> **GOAL OF THE EXERCISE**: Your task is to copy the records that follow exactly, minus any images.

[App and web page records]
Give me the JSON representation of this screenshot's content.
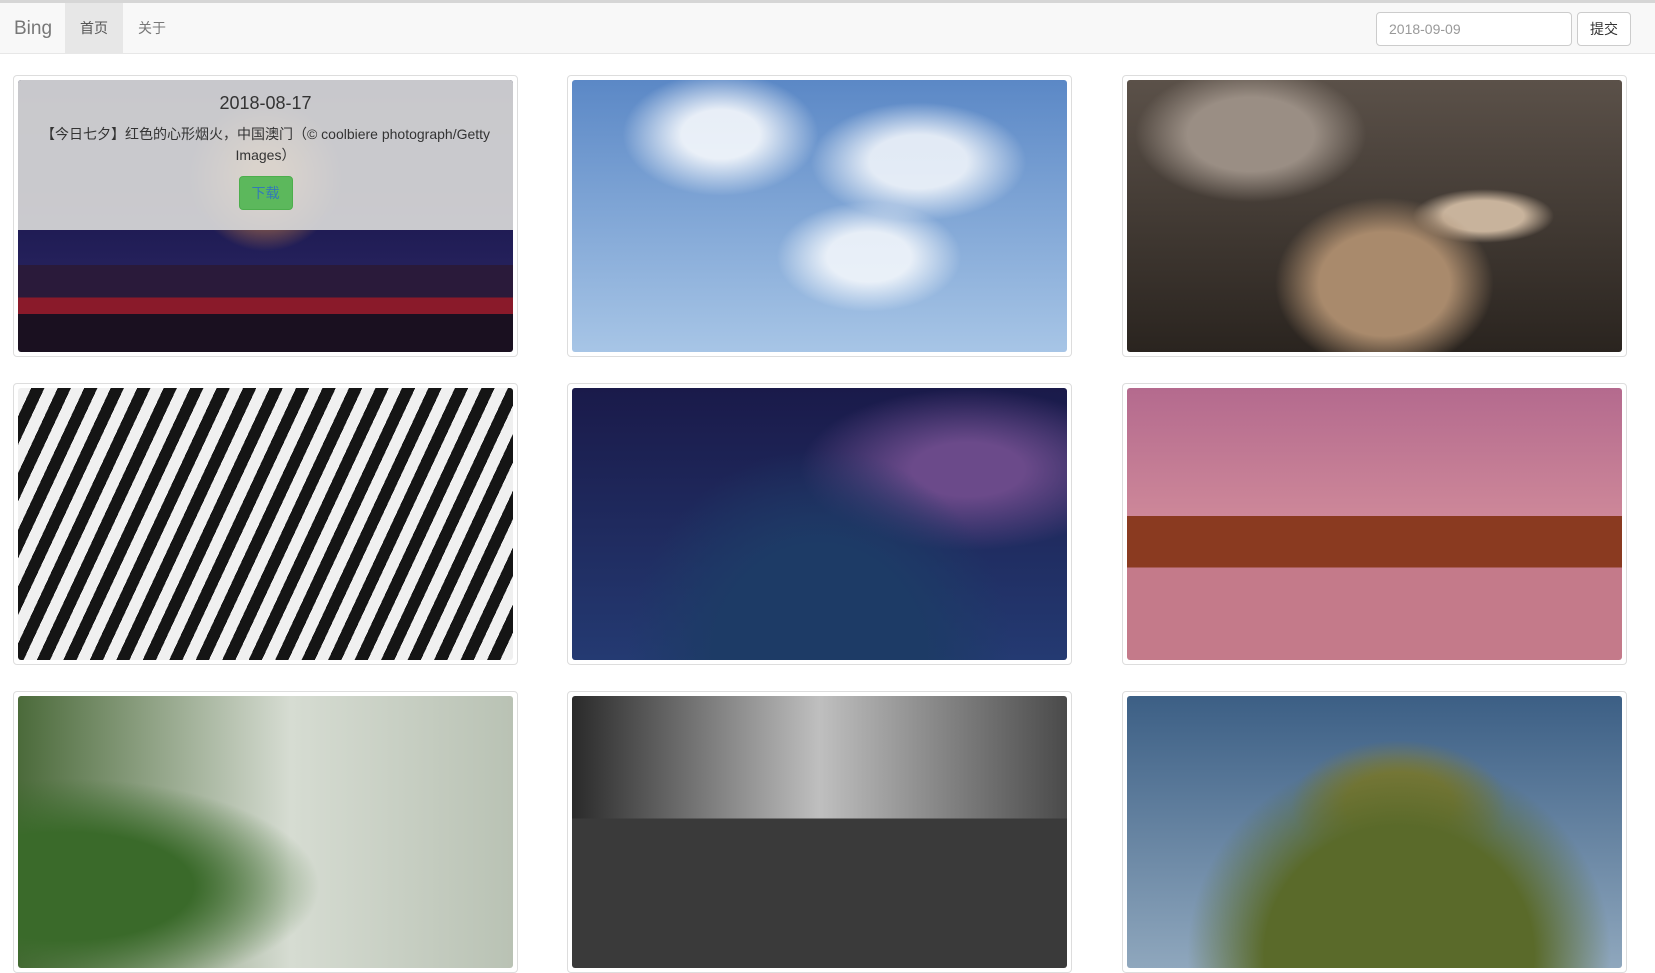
{
  "navbar": {
    "brand": "Bing",
    "home": "首页",
    "about": "关于",
    "date_value": "2018-09-09",
    "submit_label": "提交"
  },
  "cards": [
    {
      "name": "macau-fireworks",
      "date": "2018-08-17",
      "description": "【今日七夕】红色的心形烟火，中国澳门（© coolbiere photograph/Getty Images）",
      "download_label": "下载"
    },
    {
      "name": "roller-coaster"
    },
    {
      "name": "otter"
    },
    {
      "name": "zebra"
    },
    {
      "name": "milky-way"
    },
    {
      "name": "elephants"
    },
    {
      "name": "misty-forest"
    },
    {
      "name": "fossil-museum"
    },
    {
      "name": "mountain-ruins"
    }
  ]
}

> **YOUR RESPONSE**:
Give me the JSON representation of this screenshot's content.
{
  "navbar": {
    "brand": "Bing",
    "home": "首页",
    "about": "关于",
    "date_value": "2018-09-09",
    "submit_label": "提交"
  },
  "cards": [
    {
      "name": "macau-fireworks",
      "date": "2018-08-17",
      "description": "【今日七夕】红色的心形烟火，中国澳门（© coolbiere photograph/Getty Images）",
      "download_label": "下载"
    },
    {
      "name": "roller-coaster"
    },
    {
      "name": "otter"
    },
    {
      "name": "zebra"
    },
    {
      "name": "milky-way"
    },
    {
      "name": "elephants"
    },
    {
      "name": "misty-forest"
    },
    {
      "name": "fossil-museum"
    },
    {
      "name": "mountain-ruins"
    }
  ]
}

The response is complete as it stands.